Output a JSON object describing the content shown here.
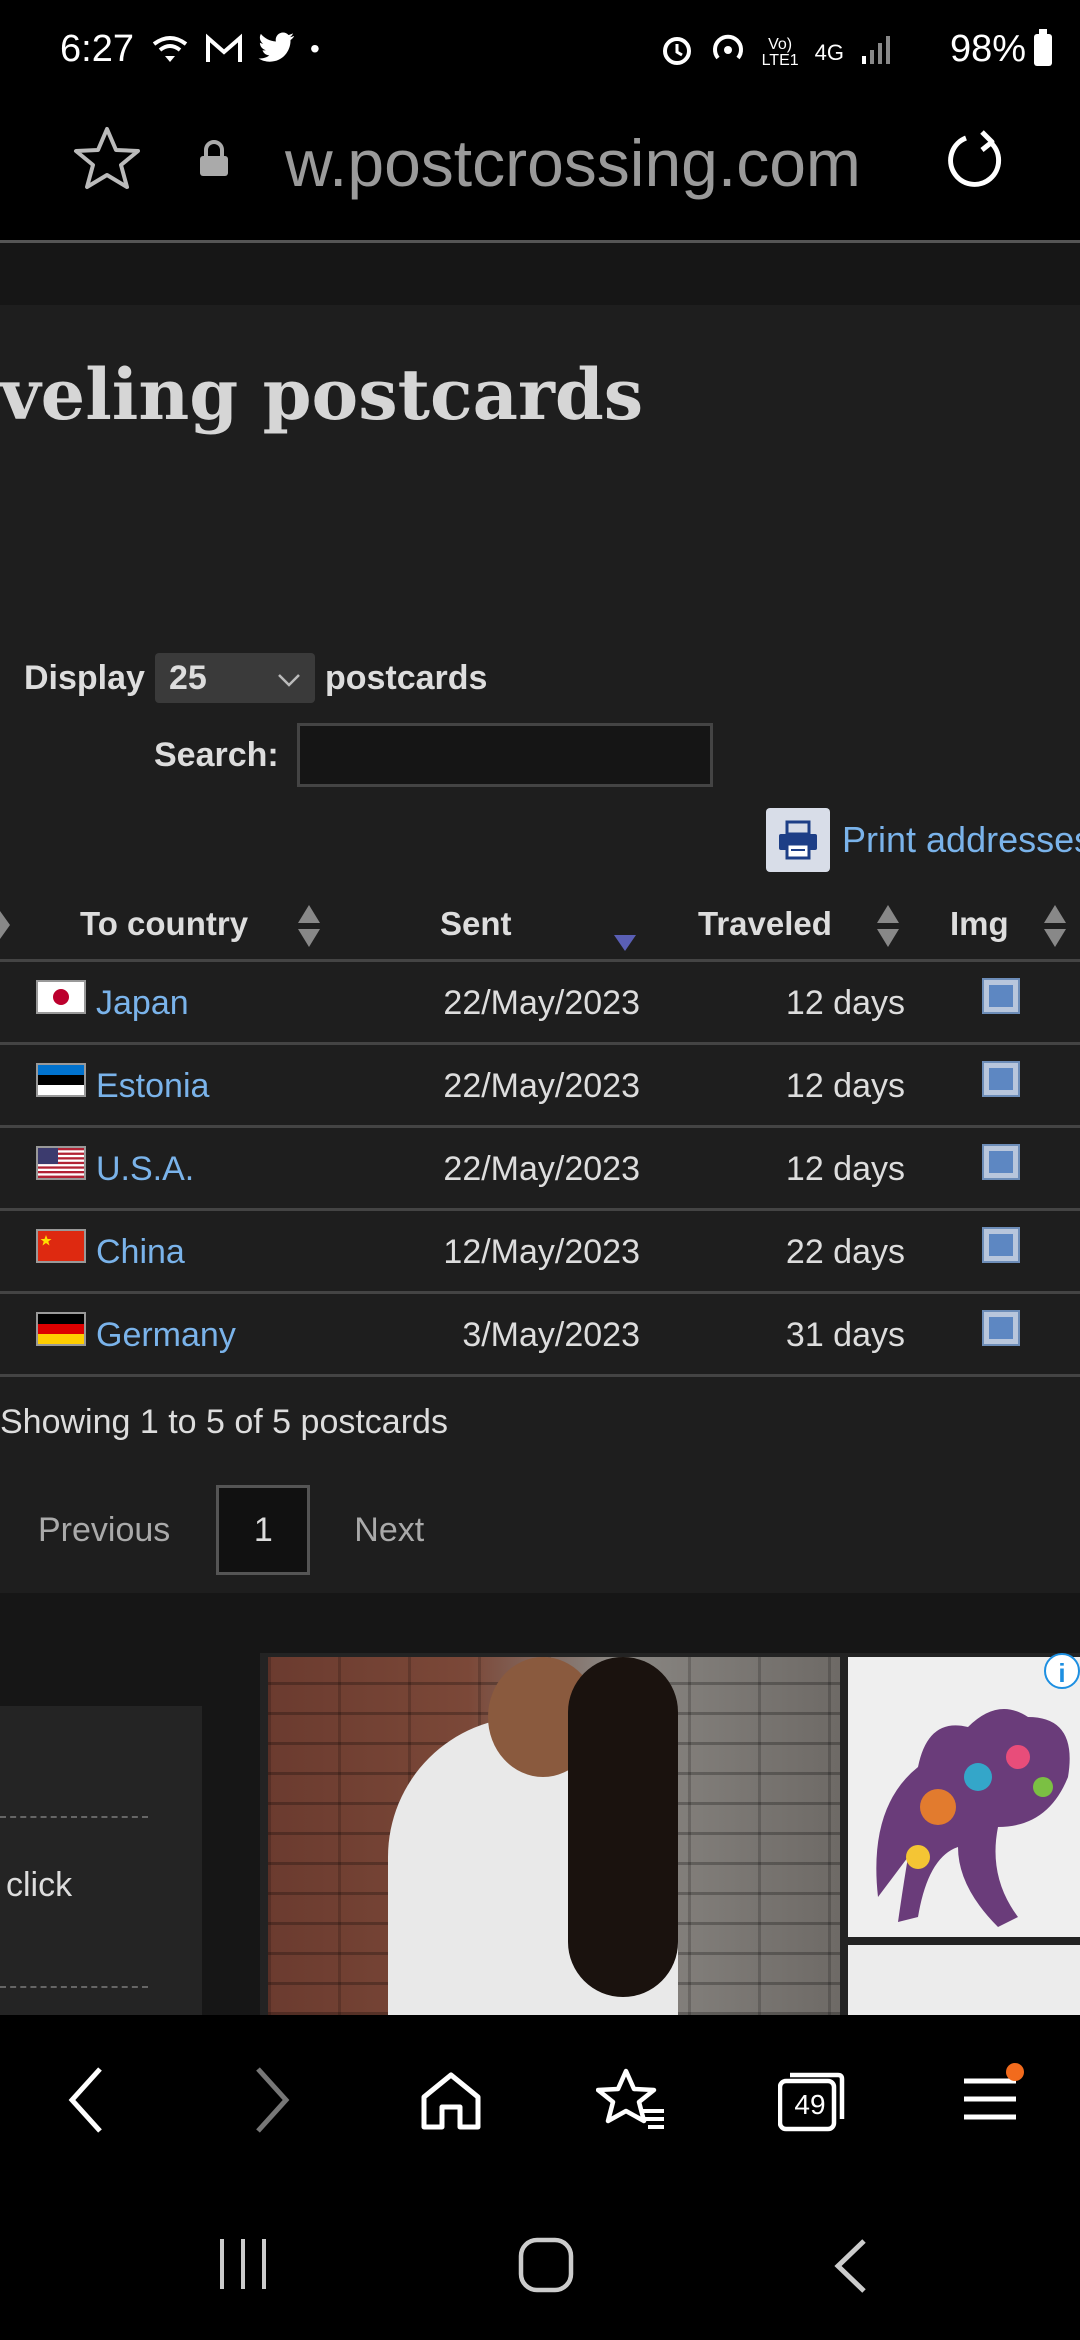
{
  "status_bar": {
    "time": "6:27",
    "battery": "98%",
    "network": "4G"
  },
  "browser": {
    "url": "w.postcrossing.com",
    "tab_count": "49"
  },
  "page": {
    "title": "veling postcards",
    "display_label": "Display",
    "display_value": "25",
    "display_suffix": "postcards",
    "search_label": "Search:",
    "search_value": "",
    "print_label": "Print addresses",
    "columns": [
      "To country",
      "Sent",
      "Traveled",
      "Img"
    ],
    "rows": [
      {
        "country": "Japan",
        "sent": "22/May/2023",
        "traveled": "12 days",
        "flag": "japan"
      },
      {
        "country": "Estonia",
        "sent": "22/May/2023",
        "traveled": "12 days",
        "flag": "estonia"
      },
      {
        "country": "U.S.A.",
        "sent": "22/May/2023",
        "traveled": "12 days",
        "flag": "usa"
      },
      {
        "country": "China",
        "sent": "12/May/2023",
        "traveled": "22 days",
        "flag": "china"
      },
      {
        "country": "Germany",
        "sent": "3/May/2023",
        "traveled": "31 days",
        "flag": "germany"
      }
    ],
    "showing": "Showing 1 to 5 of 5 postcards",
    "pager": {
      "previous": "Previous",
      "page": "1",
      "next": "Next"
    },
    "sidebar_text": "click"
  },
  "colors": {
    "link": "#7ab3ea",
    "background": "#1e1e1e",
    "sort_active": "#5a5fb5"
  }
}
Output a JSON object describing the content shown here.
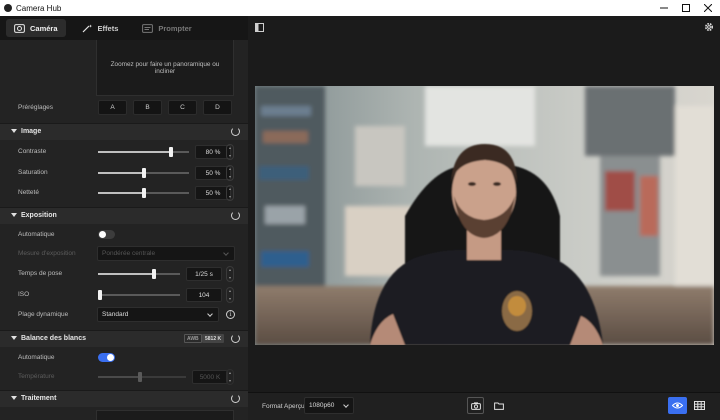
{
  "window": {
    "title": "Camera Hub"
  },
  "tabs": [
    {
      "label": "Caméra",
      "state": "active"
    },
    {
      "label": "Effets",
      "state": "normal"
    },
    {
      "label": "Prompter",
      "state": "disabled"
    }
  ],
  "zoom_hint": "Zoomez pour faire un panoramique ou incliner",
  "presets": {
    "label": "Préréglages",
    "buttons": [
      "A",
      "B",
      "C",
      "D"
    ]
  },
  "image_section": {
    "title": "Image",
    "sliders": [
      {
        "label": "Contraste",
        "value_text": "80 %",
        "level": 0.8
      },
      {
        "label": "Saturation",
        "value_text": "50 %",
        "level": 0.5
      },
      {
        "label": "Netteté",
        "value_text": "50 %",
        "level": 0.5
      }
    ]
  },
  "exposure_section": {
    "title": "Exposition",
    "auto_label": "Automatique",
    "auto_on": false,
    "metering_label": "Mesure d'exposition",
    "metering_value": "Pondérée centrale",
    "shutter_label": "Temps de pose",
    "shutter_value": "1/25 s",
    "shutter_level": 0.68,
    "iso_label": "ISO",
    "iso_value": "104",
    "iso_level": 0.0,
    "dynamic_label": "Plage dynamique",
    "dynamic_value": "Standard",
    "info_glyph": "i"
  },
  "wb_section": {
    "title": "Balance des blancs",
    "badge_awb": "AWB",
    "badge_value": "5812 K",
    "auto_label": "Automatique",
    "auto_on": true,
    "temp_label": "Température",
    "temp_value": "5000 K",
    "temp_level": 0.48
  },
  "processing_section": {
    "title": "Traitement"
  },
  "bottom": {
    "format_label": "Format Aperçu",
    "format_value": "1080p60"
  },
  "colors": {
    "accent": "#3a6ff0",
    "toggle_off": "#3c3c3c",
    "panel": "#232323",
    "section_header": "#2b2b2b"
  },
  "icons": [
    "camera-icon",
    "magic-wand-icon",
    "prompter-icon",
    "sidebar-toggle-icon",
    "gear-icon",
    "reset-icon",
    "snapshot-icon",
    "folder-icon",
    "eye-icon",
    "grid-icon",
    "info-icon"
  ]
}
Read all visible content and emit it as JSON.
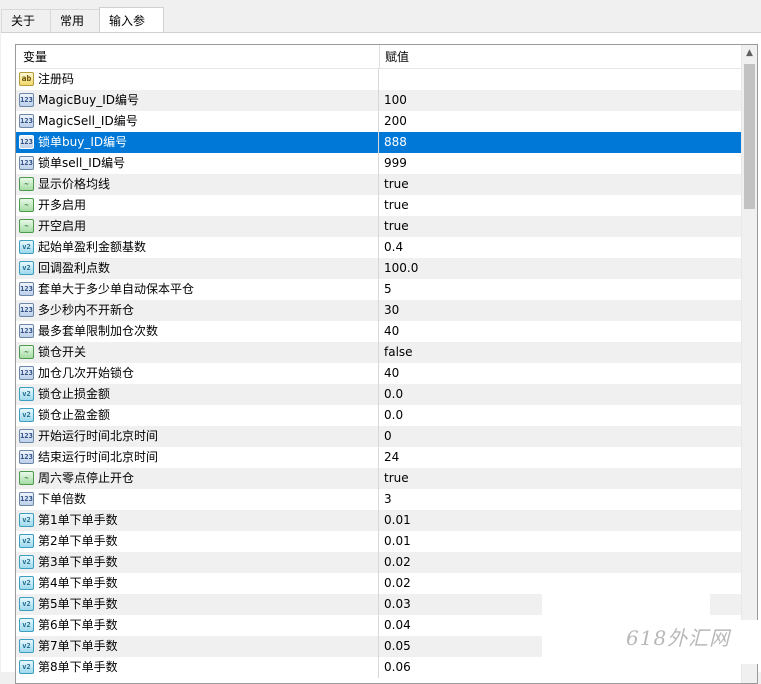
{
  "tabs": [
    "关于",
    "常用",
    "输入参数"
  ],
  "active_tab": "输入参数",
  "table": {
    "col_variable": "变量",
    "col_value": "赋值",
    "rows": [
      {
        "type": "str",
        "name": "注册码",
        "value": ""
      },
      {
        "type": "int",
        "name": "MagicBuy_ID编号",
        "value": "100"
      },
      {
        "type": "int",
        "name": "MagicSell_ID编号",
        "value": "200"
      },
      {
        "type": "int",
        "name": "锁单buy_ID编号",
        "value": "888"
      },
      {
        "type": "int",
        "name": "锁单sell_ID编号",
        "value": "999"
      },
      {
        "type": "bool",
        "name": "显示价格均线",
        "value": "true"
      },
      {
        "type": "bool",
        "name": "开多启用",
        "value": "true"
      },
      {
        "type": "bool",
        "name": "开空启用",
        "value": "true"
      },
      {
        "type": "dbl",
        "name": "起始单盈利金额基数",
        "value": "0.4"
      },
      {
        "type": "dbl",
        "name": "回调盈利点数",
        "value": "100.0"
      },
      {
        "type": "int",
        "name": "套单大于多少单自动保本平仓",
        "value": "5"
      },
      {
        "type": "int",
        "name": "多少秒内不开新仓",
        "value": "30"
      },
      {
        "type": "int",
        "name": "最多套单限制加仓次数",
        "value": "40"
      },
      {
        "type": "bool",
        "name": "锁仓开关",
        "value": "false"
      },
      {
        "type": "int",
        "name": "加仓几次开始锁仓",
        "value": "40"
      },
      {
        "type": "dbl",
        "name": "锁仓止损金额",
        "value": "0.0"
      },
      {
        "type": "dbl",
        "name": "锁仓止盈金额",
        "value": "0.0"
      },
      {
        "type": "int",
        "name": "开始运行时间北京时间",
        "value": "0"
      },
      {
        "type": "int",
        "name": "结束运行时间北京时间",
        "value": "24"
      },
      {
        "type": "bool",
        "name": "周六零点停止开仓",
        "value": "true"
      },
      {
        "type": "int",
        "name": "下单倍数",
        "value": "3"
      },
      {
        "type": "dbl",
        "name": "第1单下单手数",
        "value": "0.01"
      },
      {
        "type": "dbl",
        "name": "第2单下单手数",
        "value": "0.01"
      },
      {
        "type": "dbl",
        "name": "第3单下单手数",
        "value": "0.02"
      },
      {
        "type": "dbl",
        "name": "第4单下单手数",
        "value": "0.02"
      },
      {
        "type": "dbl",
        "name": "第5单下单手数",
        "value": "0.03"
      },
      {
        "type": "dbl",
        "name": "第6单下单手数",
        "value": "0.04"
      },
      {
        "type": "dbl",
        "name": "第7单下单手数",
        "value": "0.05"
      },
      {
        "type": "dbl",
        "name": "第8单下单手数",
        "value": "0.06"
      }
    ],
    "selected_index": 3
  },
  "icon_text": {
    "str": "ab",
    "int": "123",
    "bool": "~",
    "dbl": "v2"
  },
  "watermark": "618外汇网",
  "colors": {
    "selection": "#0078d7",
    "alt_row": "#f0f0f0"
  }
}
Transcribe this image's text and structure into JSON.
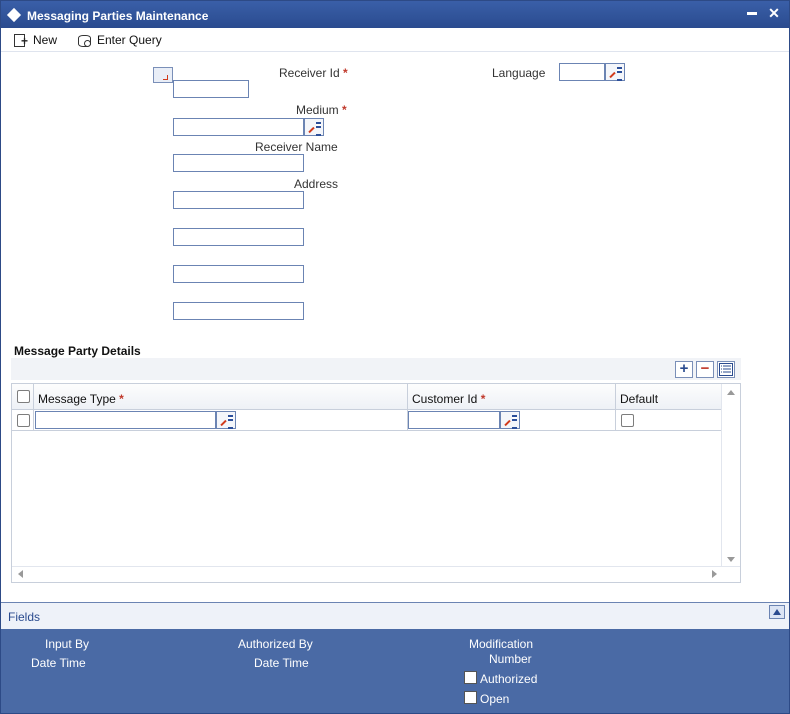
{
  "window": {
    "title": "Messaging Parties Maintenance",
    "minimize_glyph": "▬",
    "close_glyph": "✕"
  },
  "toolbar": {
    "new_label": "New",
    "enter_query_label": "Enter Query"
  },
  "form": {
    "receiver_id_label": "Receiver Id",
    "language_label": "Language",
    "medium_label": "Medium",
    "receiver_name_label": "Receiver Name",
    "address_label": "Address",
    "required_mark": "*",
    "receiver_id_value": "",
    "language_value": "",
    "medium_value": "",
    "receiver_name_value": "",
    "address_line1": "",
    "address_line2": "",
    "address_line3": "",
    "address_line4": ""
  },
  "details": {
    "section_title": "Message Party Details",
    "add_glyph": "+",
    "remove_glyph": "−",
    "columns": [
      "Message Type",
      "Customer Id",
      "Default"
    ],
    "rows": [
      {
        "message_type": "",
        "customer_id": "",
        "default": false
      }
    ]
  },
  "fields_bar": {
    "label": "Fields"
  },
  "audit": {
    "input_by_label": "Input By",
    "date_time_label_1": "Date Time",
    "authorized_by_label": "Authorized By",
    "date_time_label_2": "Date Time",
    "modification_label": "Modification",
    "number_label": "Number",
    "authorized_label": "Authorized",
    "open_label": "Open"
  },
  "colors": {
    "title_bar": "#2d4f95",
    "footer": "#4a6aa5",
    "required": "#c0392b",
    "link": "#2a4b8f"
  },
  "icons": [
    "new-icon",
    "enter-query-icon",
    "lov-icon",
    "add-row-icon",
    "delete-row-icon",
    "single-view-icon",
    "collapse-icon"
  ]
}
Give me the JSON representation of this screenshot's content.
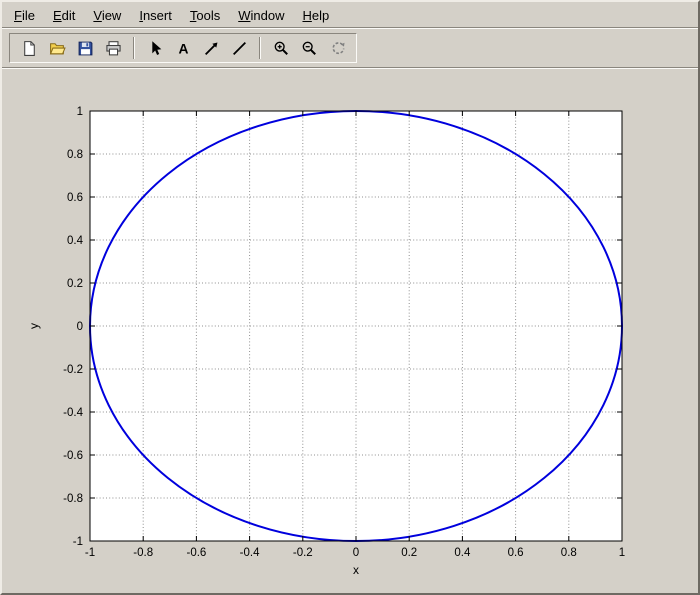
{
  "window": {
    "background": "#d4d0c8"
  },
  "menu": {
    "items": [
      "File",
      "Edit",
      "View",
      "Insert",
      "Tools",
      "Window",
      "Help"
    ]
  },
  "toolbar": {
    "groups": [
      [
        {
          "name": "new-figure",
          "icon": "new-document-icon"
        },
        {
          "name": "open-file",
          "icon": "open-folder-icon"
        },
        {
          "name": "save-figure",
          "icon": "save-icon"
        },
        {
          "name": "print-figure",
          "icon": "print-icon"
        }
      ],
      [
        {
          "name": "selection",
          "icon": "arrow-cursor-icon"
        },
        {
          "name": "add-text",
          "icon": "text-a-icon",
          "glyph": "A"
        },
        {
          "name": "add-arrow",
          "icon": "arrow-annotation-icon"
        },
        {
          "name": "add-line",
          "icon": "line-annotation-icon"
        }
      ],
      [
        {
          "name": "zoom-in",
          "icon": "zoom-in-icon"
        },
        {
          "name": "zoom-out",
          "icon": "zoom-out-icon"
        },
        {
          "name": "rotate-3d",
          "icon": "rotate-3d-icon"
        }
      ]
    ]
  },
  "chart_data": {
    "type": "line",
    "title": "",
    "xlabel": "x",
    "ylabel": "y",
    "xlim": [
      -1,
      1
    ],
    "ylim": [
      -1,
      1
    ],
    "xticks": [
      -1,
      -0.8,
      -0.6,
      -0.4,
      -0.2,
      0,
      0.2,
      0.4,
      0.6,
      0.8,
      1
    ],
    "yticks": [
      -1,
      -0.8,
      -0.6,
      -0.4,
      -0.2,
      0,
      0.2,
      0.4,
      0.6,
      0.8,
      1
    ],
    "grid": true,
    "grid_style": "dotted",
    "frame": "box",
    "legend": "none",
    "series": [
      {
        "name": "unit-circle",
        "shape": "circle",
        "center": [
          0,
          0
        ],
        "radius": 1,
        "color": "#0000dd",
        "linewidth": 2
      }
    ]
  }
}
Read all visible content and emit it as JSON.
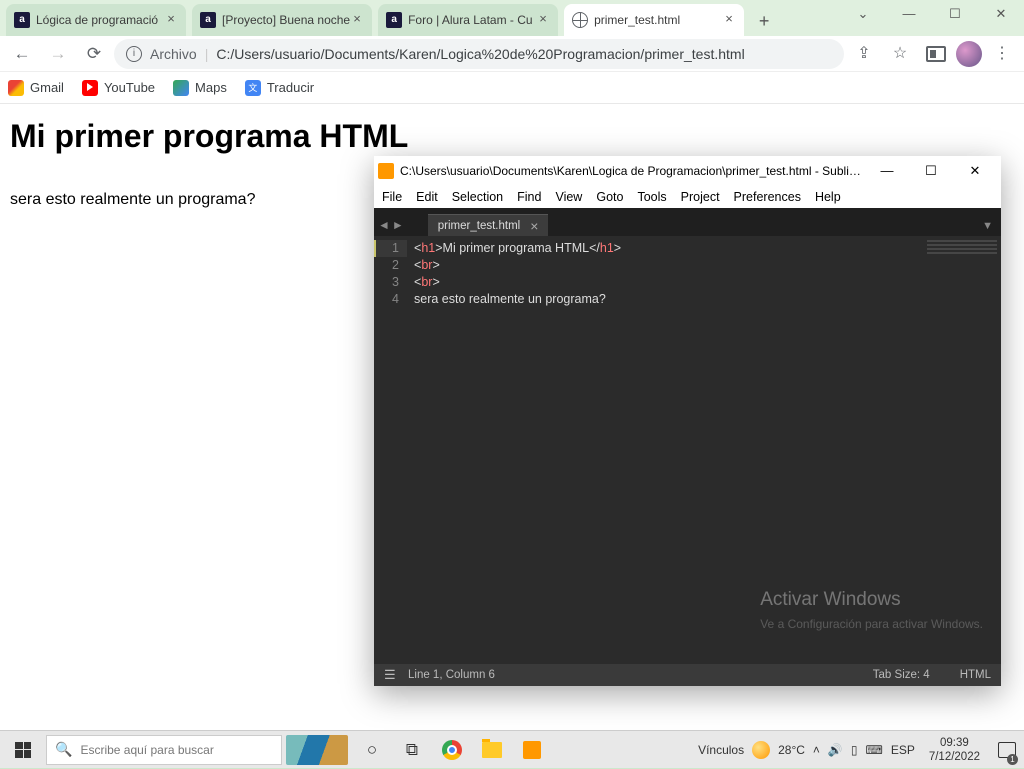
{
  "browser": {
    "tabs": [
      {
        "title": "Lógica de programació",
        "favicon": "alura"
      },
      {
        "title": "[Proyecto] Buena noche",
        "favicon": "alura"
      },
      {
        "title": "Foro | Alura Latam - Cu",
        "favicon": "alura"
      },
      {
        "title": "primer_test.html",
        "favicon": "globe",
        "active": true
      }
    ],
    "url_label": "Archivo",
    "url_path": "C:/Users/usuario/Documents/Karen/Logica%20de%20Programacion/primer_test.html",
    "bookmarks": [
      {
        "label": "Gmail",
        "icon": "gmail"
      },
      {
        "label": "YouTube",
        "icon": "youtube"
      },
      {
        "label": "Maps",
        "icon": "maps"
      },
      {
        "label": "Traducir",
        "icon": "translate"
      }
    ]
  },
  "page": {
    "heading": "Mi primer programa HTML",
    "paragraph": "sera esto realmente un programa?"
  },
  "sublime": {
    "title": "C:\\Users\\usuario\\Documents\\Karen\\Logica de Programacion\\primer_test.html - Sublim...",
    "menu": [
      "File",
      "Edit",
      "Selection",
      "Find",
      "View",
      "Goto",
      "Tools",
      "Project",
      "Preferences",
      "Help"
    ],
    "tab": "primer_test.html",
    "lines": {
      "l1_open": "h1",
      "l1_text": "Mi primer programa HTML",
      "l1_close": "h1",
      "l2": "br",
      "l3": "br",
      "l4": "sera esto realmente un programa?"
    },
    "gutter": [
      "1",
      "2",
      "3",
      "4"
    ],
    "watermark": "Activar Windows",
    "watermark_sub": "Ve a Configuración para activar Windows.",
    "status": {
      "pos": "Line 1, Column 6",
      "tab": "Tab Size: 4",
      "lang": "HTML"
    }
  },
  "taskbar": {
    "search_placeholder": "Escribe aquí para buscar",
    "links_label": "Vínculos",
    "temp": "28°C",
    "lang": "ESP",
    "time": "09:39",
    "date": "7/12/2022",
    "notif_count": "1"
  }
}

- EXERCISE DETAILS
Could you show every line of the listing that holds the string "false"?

- THE ANSWER
    "auto_on": false,
        "value": "false"
        "default": false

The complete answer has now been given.